» WORK REQUEST
Retype all of the listing exactly, passing over any picture you find.

» SOURCE INFORMATION
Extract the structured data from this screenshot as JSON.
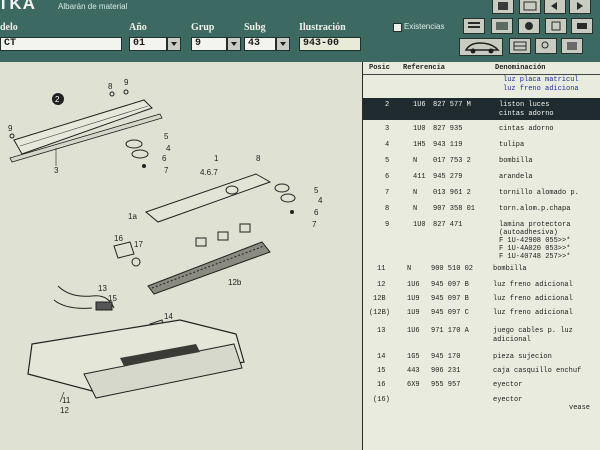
{
  "header": {
    "app_title": "TKA",
    "app_subtitle": "Albarán de material",
    "labels": {
      "modelo": "delo",
      "ano": "Año",
      "grupo": "Grup",
      "subgrupo": "Subg",
      "ilustracion": "Ilustración"
    },
    "values": {
      "modelo": "CT",
      "ano": "01",
      "grupo": "9",
      "subgrupo": "43",
      "ilustracion": "943-00"
    },
    "existencias_label": "Existencias"
  },
  "diagram": {
    "callouts": [
      "2",
      "8",
      "9",
      "9",
      "3",
      "5",
      "4",
      "6",
      "7",
      "1",
      "4.6.7",
      "8",
      "5",
      "4",
      "6",
      "7",
      "1a",
      "16",
      "17",
      "12b",
      "13",
      "15",
      "14",
      "11",
      "12"
    ]
  },
  "table": {
    "headers": {
      "pos": "Posic",
      "ref": "Referencia",
      "den": "Denominación"
    },
    "top_lines": [
      "luz placa matricul",
      "luz freno adiciona"
    ],
    "rows": [
      {
        "pos": "2",
        "p1": "1U6",
        "p2": "827 577 M",
        "p3": "",
        "desc": "liston luces",
        "desc2": "cintas adorno",
        "selected": true
      },
      {
        "pos": "3",
        "p1": "1U0",
        "p2": "827 935",
        "p3": "",
        "desc": "cintas adorno"
      },
      {
        "pos": "4",
        "p1": "1H5",
        "p2": "943 119",
        "p3": "",
        "desc": "tulipa"
      },
      {
        "pos": "5",
        "p1": "N",
        "p2": "017 753 2",
        "p3": "",
        "desc": "bombilla"
      },
      {
        "pos": "6",
        "p1": "411",
        "p2": "945 279",
        "p3": "",
        "desc": "arandela"
      },
      {
        "pos": "7",
        "p1": "N",
        "p2": "013 961 2",
        "p3": "",
        "desc": "tornillo alomado p."
      },
      {
        "pos": "8",
        "p1": "N",
        "p2": "907 358 01",
        "p3": "",
        "desc": "torn.alom.p.chapa"
      },
      {
        "pos": "9",
        "p1": "1U0",
        "p2": "827 471",
        "p3": "",
        "desc": "lamina protectora",
        "desc2": "(autoadhesiva)",
        "desc3": "F 1U-42908 055>>*",
        "desc4": "F 1U-4A020 053>>*",
        "desc5": "F 1U-40748 257>>*"
      },
      {
        "pos": "11",
        "p1": "N",
        "p2": "900 510 02",
        "p3": "",
        "desc": "bombilla"
      },
      {
        "pos": "12",
        "p1": "1U6",
        "p2": "945 097 B",
        "p3": "",
        "desc": "luz freno adicional"
      },
      {
        "pos": "12B",
        "p1": "1U9",
        "p2": "945 097 B",
        "p3": "",
        "desc": "luz freno adicional"
      },
      {
        "pos": "(12B)",
        "p1": "1U9",
        "p2": "945 097 C",
        "p3": "",
        "desc": "luz freno adicional"
      },
      {
        "pos": "13",
        "p1": "1U6",
        "p2": "971 170 A",
        "p3": "",
        "desc": "juego cables p. luz",
        "desc2": "adicional"
      },
      {
        "pos": "14",
        "p1": "1G5",
        "p2": "945 170",
        "p3": "",
        "desc": "pieza sujecion"
      },
      {
        "pos": "15",
        "p1": "443",
        "p2": "906 231",
        "p3": "",
        "desc": "caja casquillo enchuf"
      },
      {
        "pos": "16",
        "p1": "6X9",
        "p2": "955 957",
        "p3": "",
        "desc": "eyector"
      },
      {
        "pos": "(16)",
        "p1": "",
        "p2": "",
        "p3": "",
        "desc": "eyector",
        "desc2": "vease"
      }
    ]
  },
  "colors": {
    "header_bg": "#3c6a62",
    "selection_bg": "#1f2b2e",
    "link_blue": "#2030a0"
  },
  "toolbar_icons": [
    "print-icon",
    "export-icon",
    "back-icon",
    "forward-icon",
    "car-icon",
    "list-icon",
    "image-icon",
    "parts-icon"
  ]
}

» ANSWER BOX
Extract the structured data from this screenshot as JSON.
{
  "header": {
    "app_title": "TKA",
    "app_subtitle": "Albarán de material",
    "labels": {
      "modelo": "delo",
      "ano": "Año",
      "grupo": "Grup",
      "subgrupo": "Subg",
      "ilustracion": "Ilustración"
    },
    "values": {
      "modelo": "CT",
      "ano": "01",
      "grupo": "9",
      "subgrupo": "43",
      "ilustracion": "943-00"
    },
    "existencias_label": "Existencias"
  },
  "diagram": {
    "callouts": [
      "2",
      "8",
      "9",
      "9",
      "3",
      "5",
      "4",
      "6",
      "7",
      "1",
      "4.6.7",
      "8",
      "5",
      "4",
      "6",
      "7",
      "1a",
      "16",
      "17",
      "12b",
      "13",
      "15",
      "14",
      "11",
      "12"
    ]
  },
  "table": {
    "headers": {
      "pos": "Posic",
      "ref": "Referencia",
      "den": "Denominación"
    },
    "top_lines": [
      "luz placa matricul",
      "luz freno adiciona"
    ],
    "rows": [
      {
        "pos": "2",
        "p1": "1U6",
        "p2": "827 577 M",
        "p3": "",
        "desc": "liston luces",
        "desc2": "cintas adorno",
        "selected": true
      },
      {
        "pos": "3",
        "p1": "1U0",
        "p2": "827 935",
        "p3": "",
        "desc": "cintas adorno"
      },
      {
        "pos": "4",
        "p1": "1H5",
        "p2": "943 119",
        "p3": "",
        "desc": "tulipa"
      },
      {
        "pos": "5",
        "p1": "N",
        "p2": "017 753 2",
        "p3": "",
        "desc": "bombilla"
      },
      {
        "pos": "6",
        "p1": "411",
        "p2": "945 279",
        "p3": "",
        "desc": "arandela"
      },
      {
        "pos": "7",
        "p1": "N",
        "p2": "013 961 2",
        "p3": "",
        "desc": "tornillo alomado p."
      },
      {
        "pos": "8",
        "p1": "N",
        "p2": "907 358 01",
        "p3": "",
        "desc": "torn.alom.p.chapa"
      },
      {
        "pos": "9",
        "p1": "1U0",
        "p2": "827 471",
        "p3": "",
        "desc": "lamina protectora",
        "desc2": "(autoadhesiva)",
        "desc3": "F 1U-42908 055>>*",
        "desc4": "F 1U-4A020 053>>*",
        "desc5": "F 1U-40748 257>>*"
      },
      {
        "pos": "11",
        "p1": "N",
        "p2": "900 510 02",
        "p3": "",
        "desc": "bombilla"
      },
      {
        "pos": "12",
        "p1": "1U6",
        "p2": "945 097 B",
        "p3": "",
        "desc": "luz freno adicional"
      },
      {
        "pos": "12B",
        "p1": "1U9",
        "p2": "945 097 B",
        "p3": "",
        "desc": "luz freno adicional"
      },
      {
        "pos": "(12B)",
        "p1": "1U9",
        "p2": "945 097 C",
        "p3": "",
        "desc": "luz freno adicional"
      },
      {
        "pos": "13",
        "p1": "1U6",
        "p2": "971 170 A",
        "p3": "",
        "desc": "juego cables p. luz",
        "desc2": "adicional"
      },
      {
        "pos": "14",
        "p1": "1G5",
        "p2": "945 170",
        "p3": "",
        "desc": "pieza sujecion"
      },
      {
        "pos": "15",
        "p1": "443",
        "p2": "906 231",
        "p3": "",
        "desc": "caja casquillo enchuf"
      },
      {
        "pos": "16",
        "p1": "6X9",
        "p2": "955 957",
        "p3": "",
        "desc": "eyector"
      },
      {
        "pos": "(16)",
        "p1": "",
        "p2": "",
        "p3": "",
        "desc": "eyector",
        "desc2": "vease"
      }
    ]
  },
  "colors": {
    "header_bg": "#3c6a62",
    "selection_bg": "#1f2b2e",
    "link_blue": "#2030a0"
  },
  "toolbar_icons": [
    "print-icon",
    "export-icon",
    "back-icon",
    "forward-icon",
    "car-icon",
    "list-icon",
    "image-icon",
    "parts-icon"
  ]
}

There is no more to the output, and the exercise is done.